• ASSIGNMENT: Please reproduce every entry, keeping each one exact.

• TASK INPUTS:
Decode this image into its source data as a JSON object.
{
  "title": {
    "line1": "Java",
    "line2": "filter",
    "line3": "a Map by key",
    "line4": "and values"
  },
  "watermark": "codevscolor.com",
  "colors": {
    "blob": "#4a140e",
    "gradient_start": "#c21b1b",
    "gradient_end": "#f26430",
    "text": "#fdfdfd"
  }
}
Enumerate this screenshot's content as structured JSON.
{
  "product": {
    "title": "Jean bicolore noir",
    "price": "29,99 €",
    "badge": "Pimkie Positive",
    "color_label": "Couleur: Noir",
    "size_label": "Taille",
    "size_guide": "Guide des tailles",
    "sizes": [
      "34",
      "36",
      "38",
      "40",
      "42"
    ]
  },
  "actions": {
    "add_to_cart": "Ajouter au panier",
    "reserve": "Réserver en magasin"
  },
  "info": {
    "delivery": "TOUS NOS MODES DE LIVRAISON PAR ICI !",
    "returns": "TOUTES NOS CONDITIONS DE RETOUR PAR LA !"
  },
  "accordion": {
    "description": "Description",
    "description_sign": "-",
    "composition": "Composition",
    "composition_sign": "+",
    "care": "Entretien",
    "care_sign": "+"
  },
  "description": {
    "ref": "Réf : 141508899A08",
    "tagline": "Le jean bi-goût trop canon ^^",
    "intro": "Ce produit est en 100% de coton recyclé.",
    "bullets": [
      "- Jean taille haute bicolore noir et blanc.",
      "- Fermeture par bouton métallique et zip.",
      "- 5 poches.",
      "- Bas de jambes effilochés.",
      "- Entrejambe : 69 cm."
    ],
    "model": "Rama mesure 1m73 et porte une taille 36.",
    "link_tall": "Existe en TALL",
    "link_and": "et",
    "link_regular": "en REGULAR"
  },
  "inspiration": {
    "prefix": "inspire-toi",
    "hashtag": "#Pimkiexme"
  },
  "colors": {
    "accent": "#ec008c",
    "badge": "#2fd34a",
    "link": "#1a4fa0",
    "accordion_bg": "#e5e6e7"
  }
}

• OUTPUT FOR THIS EXERCISE:
Decode this image into its source data as a JSON object.
{
  "title": {
    "line1": "Java",
    "line2": "filter",
    "line3": "a Map by key",
    "line4": "and values"
  },
  "watermark": "codevscolor.com",
  "colors": {
    "blob": "#4a140e",
    "gradient_start": "#c21b1b",
    "gradient_end": "#f26430",
    "text": "#fdfdfd"
  }
}
Enumerate this screenshot's content as structured JSON.
{
  "product": {
    "title": "Jean bicolore noir",
    "price": "29,99 €",
    "badge": "Pimkie Positive",
    "color_label": "Couleur: Noir",
    "size_label": "Taille",
    "size_guide": "Guide des tailles",
    "sizes": [
      "34",
      "36",
      "38",
      "40",
      "42"
    ]
  },
  "actions": {
    "add_to_cart": "Ajouter au panier",
    "reserve": "Réserver en magasin"
  },
  "info": {
    "delivery": "TOUS NOS MODES DE LIVRAISON PAR ICI !",
    "returns": "TOUTES NOS CONDITIONS DE RETOUR PAR LA !"
  },
  "accordion": {
    "description": "Description",
    "description_sign": "-",
    "composition": "Composition",
    "composition_sign": "+",
    "care": "Entretien",
    "care_sign": "+"
  },
  "description": {
    "ref": "Réf : 141508899A08",
    "tagline": "Le jean bi-goût trop canon ^^",
    "intro": "Ce produit est en 100% de coton recyclé.",
    "bullets": [
      "- Jean taille haute bicolore noir et blanc.",
      "- Fermeture par bouton métallique et zip.",
      "- 5 poches.",
      "- Bas de jambes effilochés.",
      "- Entrejambe : 69 cm."
    ],
    "model": "Rama mesure 1m73 et porte une taille 36.",
    "link_tall": "Existe en TALL",
    "link_and": "et",
    "link_regular": "en REGULAR"
  },
  "inspiration": {
    "prefix": "inspire-toi",
    "hashtag": "#Pimkiexme"
  },
  "colors": {
    "accent": "#ec008c",
    "badge": "#2fd34a",
    "link": "#1a4fa0",
    "accordion_bg": "#e5e6e7"
  }
}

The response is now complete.